So it is with “Love and Other Drugs”, the new “romantic comedy” from director Edward Zwick and 20th Century Fox (without Cinemascope). Jake Gyllenhaal, at 29, has the absolutely perfect manly body (compare to how he looked in “Donnie Darko” at age 20), so after 30, it’s a downhill ride. Jake is usually a more sensitive character in most of his movies, but here, after being fired from a job like “Chuck’s” in some sort of “Buy More” store, he takes on pharmaceutical sales for Pfizer. Driven by quotas, he takes on the most manipulative techniques to get past doctors’ office receptionists and take competitors’ samples to the dumpsters. His career skyrockets when the company introduces Viagra, which can lead to some pretty obvious R-rated comedy. Then he meets an artist Maggie (Anne Hathaway), whom he soon learns has progressive Parkinson’s. (I believe I have it, but for me it is non-progressive and very mild; I didn’t know that the prognosis is often as grim as it is.) He takes her around the country seeking new clinical trials, when she threatens to break up with him because he can’t love her “as she is”.
So, what a roller coaster ride this movie is, about “character”. I simply could not compete in a sales world driven by manipulating people. It’s a good thing I didn’t try to become a life insurance agent in 2005.

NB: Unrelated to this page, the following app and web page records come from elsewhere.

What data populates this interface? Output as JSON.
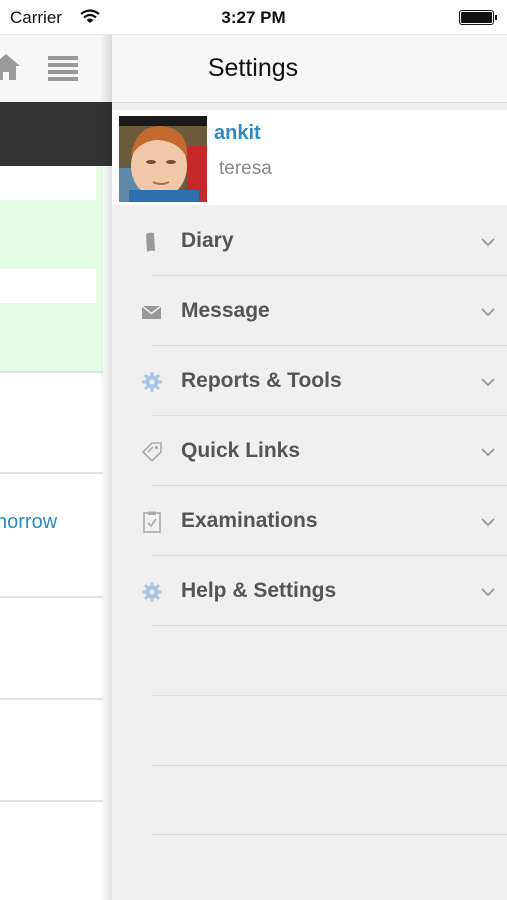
{
  "status_bar": {
    "carrier": "Carrier",
    "time": "3:27 PM"
  },
  "left_panel": {
    "partial_link_text": "norrow"
  },
  "drawer": {
    "title": "Settings",
    "profile": {
      "name": "ankit",
      "subtitle": "teresa"
    },
    "menu_items": [
      {
        "label": "Diary",
        "icon": "book-icon"
      },
      {
        "label": "Message",
        "icon": "envelope-icon"
      },
      {
        "label": "Reports & Tools",
        "icon": "gear-icon"
      },
      {
        "label": "Quick Links",
        "icon": "tag-icon"
      },
      {
        "label": "Examinations",
        "icon": "clipboard-icon"
      },
      {
        "label": "Help & Settings",
        "icon": "gear-icon"
      }
    ]
  },
  "colors": {
    "link_blue": "#2a8bc8",
    "menu_text": "#555555",
    "drawer_bg": "#f0f0f0",
    "dark_bar": "#333333",
    "green_highlight": "#e6fbe6",
    "gear_blue": "#a9c4e4"
  }
}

The movie is made is Pittsburgh (like “The Next Three Days”), with a scene on the PA turnpike, and also in Chicago.
Love And Other Drugs Trailer